→ The problem: Select all lines in the records that include "label".

### Material for this exercise

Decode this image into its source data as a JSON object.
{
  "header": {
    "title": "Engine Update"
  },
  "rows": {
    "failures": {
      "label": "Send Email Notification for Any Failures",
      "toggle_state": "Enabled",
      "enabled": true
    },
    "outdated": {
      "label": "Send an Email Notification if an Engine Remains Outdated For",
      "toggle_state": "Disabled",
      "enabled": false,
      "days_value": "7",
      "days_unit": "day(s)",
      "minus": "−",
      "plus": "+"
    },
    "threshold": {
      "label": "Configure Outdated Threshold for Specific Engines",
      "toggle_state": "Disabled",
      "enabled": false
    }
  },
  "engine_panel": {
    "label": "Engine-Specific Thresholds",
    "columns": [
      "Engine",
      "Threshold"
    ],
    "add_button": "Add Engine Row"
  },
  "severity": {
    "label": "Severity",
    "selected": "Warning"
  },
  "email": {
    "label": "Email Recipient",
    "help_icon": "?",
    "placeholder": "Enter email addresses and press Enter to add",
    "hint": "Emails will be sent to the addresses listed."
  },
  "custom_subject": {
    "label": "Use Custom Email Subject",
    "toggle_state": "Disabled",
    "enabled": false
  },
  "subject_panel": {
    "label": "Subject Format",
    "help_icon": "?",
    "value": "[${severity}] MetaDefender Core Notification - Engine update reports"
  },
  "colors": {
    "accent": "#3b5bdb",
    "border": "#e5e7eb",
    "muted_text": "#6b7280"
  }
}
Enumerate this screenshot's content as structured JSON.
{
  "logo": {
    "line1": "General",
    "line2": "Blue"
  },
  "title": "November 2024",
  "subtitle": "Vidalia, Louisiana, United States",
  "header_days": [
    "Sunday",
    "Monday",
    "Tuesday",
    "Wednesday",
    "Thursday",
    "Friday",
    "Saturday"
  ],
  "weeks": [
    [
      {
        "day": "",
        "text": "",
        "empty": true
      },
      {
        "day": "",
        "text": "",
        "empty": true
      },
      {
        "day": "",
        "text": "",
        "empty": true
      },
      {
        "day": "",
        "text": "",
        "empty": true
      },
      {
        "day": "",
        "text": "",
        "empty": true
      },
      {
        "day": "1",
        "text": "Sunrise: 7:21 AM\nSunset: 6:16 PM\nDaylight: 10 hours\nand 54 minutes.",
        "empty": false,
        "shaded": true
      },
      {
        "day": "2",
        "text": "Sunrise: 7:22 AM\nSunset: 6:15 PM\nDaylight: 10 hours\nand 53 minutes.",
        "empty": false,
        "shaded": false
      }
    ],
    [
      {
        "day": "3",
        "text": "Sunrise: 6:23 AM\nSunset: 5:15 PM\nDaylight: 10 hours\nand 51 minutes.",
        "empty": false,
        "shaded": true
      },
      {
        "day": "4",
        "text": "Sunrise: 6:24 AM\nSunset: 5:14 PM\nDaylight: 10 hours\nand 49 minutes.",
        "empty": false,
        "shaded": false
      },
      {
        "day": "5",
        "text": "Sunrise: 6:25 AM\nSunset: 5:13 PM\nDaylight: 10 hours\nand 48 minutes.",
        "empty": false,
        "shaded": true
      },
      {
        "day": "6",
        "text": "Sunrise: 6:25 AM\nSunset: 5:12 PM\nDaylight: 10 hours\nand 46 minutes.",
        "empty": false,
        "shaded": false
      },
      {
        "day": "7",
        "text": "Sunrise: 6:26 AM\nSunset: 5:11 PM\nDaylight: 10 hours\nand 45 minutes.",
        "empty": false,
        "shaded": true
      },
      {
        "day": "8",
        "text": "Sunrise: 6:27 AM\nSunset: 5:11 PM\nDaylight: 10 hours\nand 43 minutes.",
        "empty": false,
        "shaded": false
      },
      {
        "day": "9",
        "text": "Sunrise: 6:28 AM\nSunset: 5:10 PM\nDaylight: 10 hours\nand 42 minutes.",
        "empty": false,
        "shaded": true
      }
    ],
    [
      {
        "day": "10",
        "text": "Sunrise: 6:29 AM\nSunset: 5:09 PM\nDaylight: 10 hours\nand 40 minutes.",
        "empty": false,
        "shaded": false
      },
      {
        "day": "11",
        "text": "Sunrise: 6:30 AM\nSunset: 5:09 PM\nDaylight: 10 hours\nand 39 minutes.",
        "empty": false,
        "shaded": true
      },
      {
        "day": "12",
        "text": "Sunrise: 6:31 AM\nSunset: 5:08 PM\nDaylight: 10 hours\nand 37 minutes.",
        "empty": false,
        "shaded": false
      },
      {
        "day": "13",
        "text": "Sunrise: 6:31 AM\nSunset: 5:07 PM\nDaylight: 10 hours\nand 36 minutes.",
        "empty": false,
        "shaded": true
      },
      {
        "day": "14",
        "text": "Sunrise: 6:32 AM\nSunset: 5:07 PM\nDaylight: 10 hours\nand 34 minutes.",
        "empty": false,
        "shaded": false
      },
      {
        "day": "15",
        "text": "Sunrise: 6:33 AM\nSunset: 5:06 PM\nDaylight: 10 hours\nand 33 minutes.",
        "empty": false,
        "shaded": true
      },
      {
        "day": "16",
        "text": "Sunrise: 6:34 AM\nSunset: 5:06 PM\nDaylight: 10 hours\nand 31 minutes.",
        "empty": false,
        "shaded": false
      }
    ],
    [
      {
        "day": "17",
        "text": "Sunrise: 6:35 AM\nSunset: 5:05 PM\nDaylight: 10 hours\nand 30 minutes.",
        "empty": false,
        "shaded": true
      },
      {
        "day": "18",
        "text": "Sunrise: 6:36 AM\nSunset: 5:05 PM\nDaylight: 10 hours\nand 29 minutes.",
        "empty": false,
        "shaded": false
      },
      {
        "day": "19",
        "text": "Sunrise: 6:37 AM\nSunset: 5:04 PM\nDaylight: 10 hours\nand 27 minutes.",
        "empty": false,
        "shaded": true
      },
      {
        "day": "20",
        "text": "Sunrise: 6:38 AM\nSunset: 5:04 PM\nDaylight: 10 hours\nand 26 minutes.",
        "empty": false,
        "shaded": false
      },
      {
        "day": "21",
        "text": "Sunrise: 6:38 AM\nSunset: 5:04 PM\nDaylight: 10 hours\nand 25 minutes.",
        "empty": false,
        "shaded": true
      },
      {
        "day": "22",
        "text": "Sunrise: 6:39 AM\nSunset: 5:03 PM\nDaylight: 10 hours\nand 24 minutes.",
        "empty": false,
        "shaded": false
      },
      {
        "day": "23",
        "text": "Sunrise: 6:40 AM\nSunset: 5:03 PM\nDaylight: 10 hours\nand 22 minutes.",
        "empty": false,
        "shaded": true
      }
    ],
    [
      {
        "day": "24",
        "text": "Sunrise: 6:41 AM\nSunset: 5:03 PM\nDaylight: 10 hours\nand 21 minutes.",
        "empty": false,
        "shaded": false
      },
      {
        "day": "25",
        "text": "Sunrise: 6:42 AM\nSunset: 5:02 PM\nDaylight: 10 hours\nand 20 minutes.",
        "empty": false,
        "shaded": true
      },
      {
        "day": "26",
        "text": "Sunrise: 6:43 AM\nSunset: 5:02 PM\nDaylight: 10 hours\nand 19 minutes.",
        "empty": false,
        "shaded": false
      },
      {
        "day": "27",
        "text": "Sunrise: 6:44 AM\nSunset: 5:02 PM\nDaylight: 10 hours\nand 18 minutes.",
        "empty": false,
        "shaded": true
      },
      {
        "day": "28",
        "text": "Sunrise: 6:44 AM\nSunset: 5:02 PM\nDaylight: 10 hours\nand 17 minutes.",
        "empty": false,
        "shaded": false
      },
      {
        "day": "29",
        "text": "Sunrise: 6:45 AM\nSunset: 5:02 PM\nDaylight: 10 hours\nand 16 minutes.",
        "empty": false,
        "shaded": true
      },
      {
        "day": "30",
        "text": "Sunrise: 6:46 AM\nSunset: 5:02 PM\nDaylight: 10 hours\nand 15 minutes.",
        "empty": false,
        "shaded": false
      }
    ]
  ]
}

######

→ Answer area:
      "label": "Send Email Notification for Any Failures",
      "label": "Send an Email Notification if an Engine Remains Outdated For",
      "label": "Configure Outdated Threshold for Specific Engines",
    "label": "Engine-Specific Thresholds",
    "label": "Severity",
    "label": "Email Recipient",
    "label": "Use Custom Email Subject",
    "label": "Subject Format",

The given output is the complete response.